Pull each line containing "icon" out of the listing below.
Start of Block
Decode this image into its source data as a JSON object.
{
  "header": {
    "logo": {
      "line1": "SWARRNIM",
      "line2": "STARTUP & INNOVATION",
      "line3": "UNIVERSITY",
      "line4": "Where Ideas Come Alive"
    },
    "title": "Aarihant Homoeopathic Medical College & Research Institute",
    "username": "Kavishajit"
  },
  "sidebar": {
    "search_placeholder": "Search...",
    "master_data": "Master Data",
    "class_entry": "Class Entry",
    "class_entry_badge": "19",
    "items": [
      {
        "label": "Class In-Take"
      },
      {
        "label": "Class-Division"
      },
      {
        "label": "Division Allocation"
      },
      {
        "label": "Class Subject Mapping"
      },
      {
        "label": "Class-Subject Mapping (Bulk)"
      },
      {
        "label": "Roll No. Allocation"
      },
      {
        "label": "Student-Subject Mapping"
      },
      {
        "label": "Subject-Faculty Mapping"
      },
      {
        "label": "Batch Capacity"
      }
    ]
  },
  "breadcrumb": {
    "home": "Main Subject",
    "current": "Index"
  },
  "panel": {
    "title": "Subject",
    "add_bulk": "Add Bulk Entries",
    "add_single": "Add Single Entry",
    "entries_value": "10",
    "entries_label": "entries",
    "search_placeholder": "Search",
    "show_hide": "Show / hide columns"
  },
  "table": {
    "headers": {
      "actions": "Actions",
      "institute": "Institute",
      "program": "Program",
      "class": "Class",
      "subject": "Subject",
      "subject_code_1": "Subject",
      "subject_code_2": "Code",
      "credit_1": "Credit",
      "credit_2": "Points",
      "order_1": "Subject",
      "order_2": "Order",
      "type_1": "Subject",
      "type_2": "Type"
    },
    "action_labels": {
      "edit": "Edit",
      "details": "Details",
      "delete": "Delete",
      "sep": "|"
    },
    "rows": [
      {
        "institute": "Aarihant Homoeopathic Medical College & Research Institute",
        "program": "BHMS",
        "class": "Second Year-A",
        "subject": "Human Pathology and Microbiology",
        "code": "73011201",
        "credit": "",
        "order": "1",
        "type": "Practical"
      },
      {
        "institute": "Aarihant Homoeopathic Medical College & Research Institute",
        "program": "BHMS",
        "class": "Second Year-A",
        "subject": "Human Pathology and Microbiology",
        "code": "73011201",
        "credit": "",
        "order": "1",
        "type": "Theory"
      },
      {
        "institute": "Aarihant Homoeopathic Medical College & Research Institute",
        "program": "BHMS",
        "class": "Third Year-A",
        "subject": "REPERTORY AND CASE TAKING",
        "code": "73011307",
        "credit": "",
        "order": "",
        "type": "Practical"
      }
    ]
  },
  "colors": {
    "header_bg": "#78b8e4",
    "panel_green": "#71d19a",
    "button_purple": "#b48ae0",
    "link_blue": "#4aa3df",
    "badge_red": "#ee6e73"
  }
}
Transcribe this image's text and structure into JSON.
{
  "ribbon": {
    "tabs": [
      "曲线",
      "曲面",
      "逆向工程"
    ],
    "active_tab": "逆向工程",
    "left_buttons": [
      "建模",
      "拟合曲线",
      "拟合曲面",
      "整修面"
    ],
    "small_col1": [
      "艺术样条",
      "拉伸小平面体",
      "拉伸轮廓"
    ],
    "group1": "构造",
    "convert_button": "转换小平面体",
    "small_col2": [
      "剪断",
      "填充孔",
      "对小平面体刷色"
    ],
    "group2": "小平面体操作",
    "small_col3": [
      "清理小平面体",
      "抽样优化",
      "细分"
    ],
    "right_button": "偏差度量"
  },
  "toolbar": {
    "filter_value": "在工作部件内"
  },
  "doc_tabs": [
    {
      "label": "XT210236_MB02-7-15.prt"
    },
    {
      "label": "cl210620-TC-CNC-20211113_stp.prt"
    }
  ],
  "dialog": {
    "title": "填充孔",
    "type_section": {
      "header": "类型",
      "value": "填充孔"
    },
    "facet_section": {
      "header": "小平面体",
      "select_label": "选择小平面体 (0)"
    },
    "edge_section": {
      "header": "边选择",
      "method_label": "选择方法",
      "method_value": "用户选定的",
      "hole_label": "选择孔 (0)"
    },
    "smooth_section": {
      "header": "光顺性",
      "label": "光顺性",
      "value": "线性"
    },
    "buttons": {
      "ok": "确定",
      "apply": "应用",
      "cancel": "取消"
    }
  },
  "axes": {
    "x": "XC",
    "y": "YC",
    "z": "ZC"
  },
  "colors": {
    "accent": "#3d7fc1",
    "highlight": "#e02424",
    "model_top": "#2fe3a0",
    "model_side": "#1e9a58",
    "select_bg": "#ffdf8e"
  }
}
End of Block
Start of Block
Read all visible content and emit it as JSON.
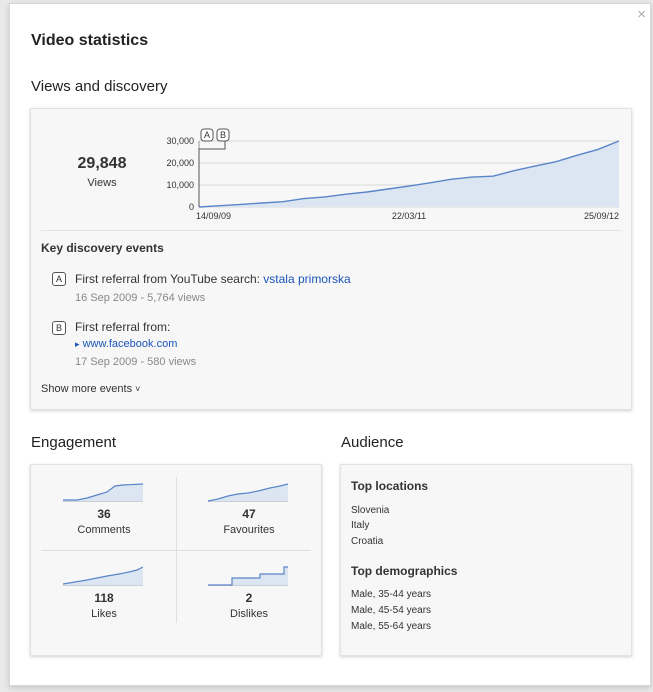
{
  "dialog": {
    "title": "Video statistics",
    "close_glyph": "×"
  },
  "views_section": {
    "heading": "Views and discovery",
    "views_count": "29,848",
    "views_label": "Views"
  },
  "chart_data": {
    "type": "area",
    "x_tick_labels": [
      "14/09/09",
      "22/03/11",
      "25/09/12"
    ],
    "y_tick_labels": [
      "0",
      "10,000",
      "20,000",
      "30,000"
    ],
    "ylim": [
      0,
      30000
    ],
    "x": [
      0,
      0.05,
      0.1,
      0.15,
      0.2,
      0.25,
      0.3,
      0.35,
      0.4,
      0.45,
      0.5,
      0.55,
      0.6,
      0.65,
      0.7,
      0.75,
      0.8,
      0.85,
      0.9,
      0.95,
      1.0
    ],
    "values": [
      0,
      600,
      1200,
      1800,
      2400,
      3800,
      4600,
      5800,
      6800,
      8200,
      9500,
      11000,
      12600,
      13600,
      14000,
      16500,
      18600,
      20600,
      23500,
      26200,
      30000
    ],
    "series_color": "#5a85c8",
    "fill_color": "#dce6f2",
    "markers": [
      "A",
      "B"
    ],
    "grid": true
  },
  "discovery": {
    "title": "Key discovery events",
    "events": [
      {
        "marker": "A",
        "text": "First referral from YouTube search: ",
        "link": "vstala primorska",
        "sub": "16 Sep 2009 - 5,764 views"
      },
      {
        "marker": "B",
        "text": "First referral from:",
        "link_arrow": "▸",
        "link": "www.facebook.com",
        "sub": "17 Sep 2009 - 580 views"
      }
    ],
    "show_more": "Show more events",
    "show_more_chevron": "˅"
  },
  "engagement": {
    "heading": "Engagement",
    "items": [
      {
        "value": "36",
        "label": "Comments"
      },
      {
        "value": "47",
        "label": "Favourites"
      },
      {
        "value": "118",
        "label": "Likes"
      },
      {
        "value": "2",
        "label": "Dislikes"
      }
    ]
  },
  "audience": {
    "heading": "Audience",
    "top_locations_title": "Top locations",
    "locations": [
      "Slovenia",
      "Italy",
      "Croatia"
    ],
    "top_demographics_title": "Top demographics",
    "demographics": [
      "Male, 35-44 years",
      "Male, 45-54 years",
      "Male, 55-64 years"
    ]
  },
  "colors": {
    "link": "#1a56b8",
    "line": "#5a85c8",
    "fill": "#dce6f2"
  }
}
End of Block
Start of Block
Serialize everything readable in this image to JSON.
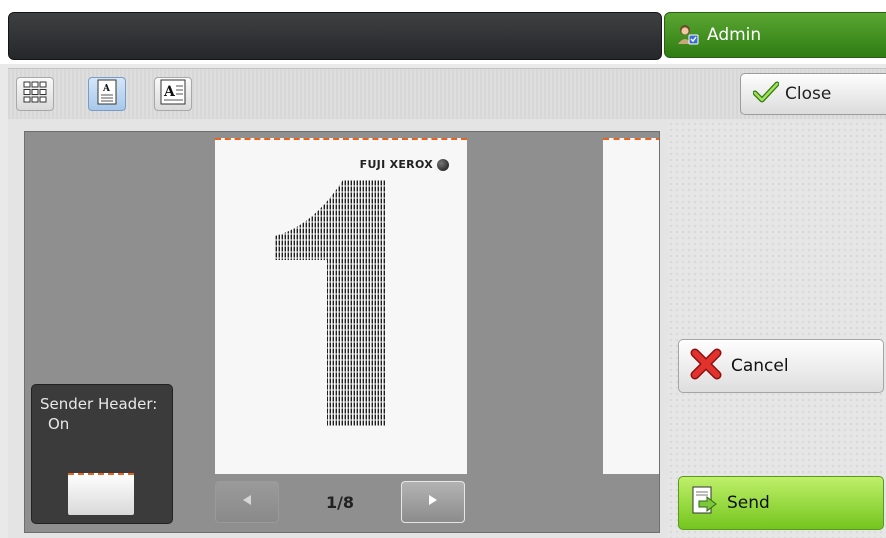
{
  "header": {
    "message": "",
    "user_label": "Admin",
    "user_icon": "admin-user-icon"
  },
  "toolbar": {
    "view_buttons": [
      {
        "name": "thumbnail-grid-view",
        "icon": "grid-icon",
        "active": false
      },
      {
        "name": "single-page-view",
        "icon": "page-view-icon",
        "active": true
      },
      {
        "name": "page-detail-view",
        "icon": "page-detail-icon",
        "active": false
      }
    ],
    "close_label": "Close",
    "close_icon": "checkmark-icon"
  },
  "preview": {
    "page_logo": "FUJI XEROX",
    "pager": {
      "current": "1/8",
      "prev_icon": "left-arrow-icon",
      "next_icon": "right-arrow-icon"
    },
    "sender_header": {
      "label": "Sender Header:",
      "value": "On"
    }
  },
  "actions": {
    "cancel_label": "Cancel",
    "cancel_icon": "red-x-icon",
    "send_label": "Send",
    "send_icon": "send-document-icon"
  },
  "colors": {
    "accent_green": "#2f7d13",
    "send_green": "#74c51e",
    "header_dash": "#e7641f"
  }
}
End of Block
EXERCISE ANSWER
    "user_icon": "admin-user-icon"
        "icon": "grid-icon",
        "icon": "page-view-icon",
        "icon": "page-detail-icon",
    "close_icon": "checkmark-icon"
      "prev_icon": "left-arrow-icon",
      "next_icon": "right-arrow-icon"
    "cancel_icon": "red-x-icon",
    "send_icon": "send-document-icon"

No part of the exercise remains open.